Of course, we all know that Gaza has turned into a virtual terror state and base for yet more violent murderous acts against the Jews of Israel. But that hasn’t stopped Olmert and his gang from continuing along their path of self-destruction. They lost the war in Lebanon last year and lost the vital deterrence factor, as the Arabs saw that they don’t have to fear the vaunted Israeli army anymore. Iran threatens with a nuclear weapon and the Zionist haven is powerless to bring the process to a halt.
One Zionist icon after another is toppled by corruption, malfeasance and bankruptcy, yet the government muddles along and the people, amazingly, keep swallowing it. Incredibly, they do not rise up in disgust and indignation, crying out, “Dayeinu. We have had enough of the lies and deception.”
Deposed and now-resurrected minister Chaim Ramon, in any other civilized country, would hang his head in shame and sink into oblivion. In Israel, however, he is a leader – a deputy prime minister, in fact. Last week, he said, “Israel must move quickly, because we have a ‘partner’ in the non-Hamas leadership. I don’t know for how long, so we must act quickly.”
That’s right: act now before the Palestinians of the West Bank depose Abbas like they did in Gaza. Let’s quickly rush and give them over the West bank before Hamas comes.
Can rational people really think that way? Can thinking people be so misguided? Can it really be that they don’t see the folly of their ways? How can people be so totally blinded?
Fateful Warnings Meant For Our Own Times
Read the pesukim of this week’s parsha (perek 8, posuk 11 and on): “Be careful lest you shall forget Hashem… Lest you eat and become full and build nice, good fancy homes and become settled… Lest you have much gold and silver and become haughty and forget Hashem, your G-d, who took you out of Mitzrayim and led you through the Midbar where he quenched your thirst and fed you. Yet you say in your heart, I did this all myself with my own strength. Remember it is Hashem who gives you strength to wage war … If you will forget Hashem and go after strange gods and you will serve them and bow to them, I warn you that you will be destroyed…”

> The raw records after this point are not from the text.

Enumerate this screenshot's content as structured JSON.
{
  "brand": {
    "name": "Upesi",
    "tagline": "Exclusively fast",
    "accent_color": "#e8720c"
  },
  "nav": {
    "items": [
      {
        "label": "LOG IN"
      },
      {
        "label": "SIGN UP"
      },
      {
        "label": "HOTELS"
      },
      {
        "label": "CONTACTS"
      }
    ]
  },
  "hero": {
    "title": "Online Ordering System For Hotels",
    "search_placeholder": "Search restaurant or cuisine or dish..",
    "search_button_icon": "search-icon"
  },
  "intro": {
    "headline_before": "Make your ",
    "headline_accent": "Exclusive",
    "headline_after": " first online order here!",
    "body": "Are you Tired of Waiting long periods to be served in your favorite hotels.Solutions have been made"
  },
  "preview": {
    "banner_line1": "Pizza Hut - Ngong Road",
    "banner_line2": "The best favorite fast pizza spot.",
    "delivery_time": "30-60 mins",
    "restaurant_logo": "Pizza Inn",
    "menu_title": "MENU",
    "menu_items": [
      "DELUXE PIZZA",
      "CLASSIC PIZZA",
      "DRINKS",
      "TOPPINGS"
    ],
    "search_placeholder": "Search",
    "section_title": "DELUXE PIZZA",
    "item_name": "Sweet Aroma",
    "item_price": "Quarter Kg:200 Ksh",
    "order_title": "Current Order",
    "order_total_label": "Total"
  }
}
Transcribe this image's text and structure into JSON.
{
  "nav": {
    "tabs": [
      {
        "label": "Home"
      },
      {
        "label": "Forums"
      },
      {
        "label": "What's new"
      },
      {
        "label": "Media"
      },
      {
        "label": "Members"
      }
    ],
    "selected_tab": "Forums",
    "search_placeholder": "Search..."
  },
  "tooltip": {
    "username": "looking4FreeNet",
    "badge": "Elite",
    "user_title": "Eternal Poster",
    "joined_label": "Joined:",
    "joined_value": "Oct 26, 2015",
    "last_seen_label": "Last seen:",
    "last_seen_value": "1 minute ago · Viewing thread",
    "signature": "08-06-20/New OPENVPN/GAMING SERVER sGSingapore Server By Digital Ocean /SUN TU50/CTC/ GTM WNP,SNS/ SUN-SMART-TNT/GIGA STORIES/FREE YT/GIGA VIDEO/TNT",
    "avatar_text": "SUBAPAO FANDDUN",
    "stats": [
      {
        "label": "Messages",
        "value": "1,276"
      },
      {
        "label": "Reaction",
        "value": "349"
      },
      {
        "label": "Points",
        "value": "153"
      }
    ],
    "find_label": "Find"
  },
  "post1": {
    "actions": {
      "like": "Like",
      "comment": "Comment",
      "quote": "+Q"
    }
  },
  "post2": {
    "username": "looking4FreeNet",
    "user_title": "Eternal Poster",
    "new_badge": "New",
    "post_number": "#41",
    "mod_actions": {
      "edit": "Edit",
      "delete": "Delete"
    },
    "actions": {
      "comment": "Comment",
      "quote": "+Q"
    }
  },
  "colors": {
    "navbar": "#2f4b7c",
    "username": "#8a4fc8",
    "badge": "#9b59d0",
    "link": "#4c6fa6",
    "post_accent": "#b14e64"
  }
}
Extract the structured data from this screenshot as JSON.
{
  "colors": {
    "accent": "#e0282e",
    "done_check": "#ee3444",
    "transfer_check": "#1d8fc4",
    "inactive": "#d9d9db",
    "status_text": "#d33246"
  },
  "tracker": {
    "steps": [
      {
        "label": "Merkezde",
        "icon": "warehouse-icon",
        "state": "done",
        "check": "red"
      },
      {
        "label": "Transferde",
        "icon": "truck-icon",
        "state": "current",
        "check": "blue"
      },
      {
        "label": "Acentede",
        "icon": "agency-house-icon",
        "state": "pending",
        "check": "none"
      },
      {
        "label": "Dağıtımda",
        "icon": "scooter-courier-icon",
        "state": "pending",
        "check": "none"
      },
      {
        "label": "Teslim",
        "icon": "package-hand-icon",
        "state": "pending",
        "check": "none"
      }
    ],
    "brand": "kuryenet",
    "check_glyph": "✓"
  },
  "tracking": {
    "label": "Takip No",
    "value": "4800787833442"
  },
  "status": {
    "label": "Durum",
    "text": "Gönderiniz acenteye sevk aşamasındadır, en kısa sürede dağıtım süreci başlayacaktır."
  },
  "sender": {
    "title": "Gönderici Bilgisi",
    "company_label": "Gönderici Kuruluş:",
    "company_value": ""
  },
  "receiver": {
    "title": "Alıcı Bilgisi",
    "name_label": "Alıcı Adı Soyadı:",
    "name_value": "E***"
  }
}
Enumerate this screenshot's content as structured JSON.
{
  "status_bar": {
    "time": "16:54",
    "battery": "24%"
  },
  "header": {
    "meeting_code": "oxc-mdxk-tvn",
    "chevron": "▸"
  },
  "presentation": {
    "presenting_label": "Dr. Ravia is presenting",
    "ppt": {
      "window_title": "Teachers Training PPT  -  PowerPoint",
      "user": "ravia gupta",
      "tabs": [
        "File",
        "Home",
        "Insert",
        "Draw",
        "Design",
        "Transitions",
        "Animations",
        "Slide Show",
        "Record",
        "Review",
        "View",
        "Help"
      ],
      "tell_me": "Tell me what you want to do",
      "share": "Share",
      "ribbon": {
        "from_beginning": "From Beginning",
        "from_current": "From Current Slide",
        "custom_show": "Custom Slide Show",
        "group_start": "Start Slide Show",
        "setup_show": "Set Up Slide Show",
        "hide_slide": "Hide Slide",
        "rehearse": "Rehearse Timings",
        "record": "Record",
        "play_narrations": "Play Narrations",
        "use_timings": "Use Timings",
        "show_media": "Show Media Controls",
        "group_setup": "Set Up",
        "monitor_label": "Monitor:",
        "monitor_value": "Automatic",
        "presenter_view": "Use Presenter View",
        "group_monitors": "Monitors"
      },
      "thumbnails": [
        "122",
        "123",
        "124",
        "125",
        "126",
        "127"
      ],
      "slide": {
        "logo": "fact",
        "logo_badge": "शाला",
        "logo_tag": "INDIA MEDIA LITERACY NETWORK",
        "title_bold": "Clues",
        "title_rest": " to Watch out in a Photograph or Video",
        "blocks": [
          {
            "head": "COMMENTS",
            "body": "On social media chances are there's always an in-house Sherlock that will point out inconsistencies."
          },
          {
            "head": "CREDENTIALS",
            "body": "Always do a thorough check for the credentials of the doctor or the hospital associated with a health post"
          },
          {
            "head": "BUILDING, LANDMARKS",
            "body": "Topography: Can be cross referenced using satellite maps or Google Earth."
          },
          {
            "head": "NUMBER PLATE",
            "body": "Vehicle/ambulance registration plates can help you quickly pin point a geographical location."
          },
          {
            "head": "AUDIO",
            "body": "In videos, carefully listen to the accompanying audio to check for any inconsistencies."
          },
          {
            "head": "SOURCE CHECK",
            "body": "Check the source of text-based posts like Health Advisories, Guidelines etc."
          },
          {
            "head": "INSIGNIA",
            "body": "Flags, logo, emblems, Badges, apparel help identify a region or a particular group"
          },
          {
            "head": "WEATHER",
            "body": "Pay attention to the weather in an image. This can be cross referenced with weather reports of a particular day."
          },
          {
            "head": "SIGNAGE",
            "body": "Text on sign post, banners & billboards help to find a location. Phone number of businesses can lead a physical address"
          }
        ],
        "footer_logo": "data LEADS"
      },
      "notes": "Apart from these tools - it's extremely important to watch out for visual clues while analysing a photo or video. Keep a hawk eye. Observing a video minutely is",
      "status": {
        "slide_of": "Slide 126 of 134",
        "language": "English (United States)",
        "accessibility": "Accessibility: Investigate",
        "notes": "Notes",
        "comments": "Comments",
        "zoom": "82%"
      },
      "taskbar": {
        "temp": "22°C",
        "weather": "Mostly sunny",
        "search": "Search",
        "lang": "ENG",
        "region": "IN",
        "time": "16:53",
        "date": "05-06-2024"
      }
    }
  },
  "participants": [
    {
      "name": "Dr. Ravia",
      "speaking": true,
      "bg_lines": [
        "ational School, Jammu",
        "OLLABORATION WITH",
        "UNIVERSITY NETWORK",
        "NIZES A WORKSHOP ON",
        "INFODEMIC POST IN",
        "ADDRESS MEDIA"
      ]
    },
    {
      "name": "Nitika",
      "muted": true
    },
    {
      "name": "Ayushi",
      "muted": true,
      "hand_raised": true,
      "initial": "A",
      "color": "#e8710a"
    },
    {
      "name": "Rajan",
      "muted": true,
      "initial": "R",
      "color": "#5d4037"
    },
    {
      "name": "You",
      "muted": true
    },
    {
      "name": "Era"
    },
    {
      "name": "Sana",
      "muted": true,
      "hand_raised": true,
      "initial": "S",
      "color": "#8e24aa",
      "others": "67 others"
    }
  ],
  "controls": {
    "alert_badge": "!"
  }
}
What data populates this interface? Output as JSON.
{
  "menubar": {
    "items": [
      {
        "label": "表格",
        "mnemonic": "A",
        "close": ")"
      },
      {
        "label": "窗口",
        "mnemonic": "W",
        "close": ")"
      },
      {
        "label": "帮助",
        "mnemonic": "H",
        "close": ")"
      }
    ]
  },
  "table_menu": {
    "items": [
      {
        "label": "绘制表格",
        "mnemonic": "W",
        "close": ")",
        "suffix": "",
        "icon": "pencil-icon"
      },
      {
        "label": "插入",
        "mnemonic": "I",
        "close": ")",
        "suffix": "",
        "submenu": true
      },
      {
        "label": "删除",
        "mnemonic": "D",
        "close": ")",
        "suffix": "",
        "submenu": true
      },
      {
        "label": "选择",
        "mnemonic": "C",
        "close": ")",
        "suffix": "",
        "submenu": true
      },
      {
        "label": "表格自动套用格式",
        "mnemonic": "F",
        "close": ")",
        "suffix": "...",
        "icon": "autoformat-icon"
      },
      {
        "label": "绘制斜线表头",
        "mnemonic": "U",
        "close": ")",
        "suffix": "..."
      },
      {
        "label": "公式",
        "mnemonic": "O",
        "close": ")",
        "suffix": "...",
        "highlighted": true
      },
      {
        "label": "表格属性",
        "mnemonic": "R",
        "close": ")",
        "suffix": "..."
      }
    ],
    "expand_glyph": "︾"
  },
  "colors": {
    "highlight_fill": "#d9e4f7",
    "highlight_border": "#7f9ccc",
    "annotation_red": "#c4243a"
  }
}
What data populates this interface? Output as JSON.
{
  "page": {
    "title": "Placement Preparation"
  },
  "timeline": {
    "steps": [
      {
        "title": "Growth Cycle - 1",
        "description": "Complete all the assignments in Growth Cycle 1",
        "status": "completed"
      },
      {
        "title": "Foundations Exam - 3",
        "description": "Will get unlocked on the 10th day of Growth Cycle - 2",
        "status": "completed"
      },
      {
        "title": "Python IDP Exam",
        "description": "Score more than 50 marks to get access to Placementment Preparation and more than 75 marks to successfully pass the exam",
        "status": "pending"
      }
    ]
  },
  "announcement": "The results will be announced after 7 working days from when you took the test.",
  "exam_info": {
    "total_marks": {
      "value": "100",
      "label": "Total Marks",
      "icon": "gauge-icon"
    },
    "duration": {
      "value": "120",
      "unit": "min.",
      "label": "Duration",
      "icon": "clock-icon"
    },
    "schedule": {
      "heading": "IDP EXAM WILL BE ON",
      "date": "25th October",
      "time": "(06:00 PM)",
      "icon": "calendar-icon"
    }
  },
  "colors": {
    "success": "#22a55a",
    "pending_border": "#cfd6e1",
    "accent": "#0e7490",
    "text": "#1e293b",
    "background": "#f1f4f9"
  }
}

These pesukim are not just written to the people who have obviously gone astray; they are written to us as well, and should serve as a reminder to us that we should never let our gaavah get the better of us and fool us into thinking that we are self-sufficient, that we are smart and strong enough to take care of ourselves. We must always remember where we come from and where we are headed. We must be constantly aware that it is Hashem who provides us with the know-how and stamina we require to earn our livings and get ahead in this world, and to survive life’s many challenges and pitfalls.
Let us not fall prey to self-aggrandizement. Let us ensure that we don’t become blinded by ego and evil inclination, and that we remain loyal to the One who sustains us.
For as the parsha ends (11:22), “If you will observe the mitzvos, love Hashem and follow in his path… then Hashem will let you inherit nations that are larger and stronger than yours… Wherever you will set your foot down will be blessed… No one will be able to stand in your way.”
© 2007 Yated Neeman